How Stands the Dispensation? 50 Variations On A Theme
As an overall title for this large collection of essays on the nature of the church in the latter days, the above title seemed appropriate. Each of these essays has its own title and named subsections, altogether providing quite a list of topics. These essays were written over the past two years after studying various aspects of church doctrine and administration for the past 20 years. As I went along, my research knowledge grew and my attitudes changed as a result, sometimes weekly. That constant changing of viewpoint would logically mean that these essays are not necessarily consistent with each other, and may or may not cover all the topics I had in mind. Going back now to make sure I covered all the ground I intended to cover, while modifying all the essays to make them consistent with each other would be quite a task. I may have to let this project sit for a while before I would feel up to going the next step.

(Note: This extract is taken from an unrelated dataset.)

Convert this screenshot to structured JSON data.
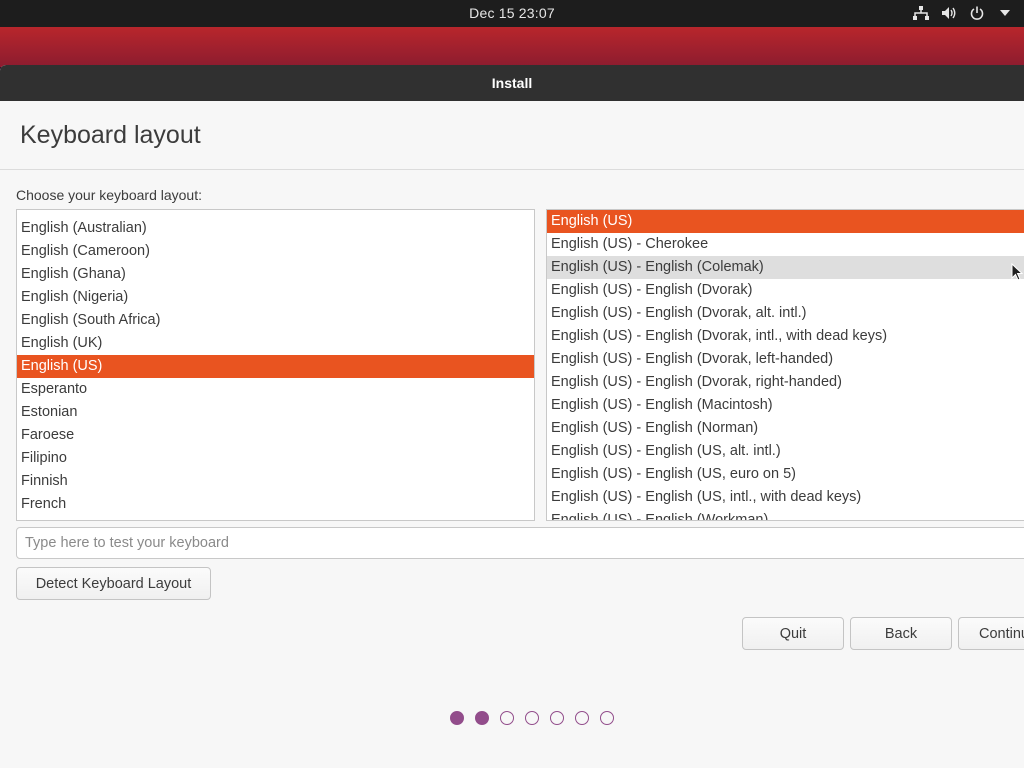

Without really intending it, I seem to have gradually invented a different kind of apologetics. I find myself defending the true and complete scriptural gospel against, and taking issue with, the LDS church, which has revised the original gospel so much, apparently for its own convenience, that it is almost unrecognizable in many areas when compared to the gospel restored and taught by Christ and by Joseph Smith. In many important cases, the gospel tenets taught by the existing church are exactly the opposite of original gospel teaching and practice.
In more normal apologetics, we might find people almost completely polarized, with one side vigorously defending the current interpretation of the gospel as put forward by church leaders, as against those who may be strongly and even mercilessly dissenting from the current church headquarters interpretation, or who may be representing a completely different faith tradition. It is often true that the actual truth is found somewhere in between the polarized arguments. That could be true in my case as well, as a three-way, four-way, or five-way discussion could help clarify all the issues and answers.
Much to my surprise, I find myself in this "internal apologetics" position. I believe it has special merit because I also believe that, however difficult it may prove to be, it is theoretically possible to get the church back in sync with the gospel, and then proceed to do what was always intended that the church would do, that is, to create a gospel-based civilization that can usher in the millennial era.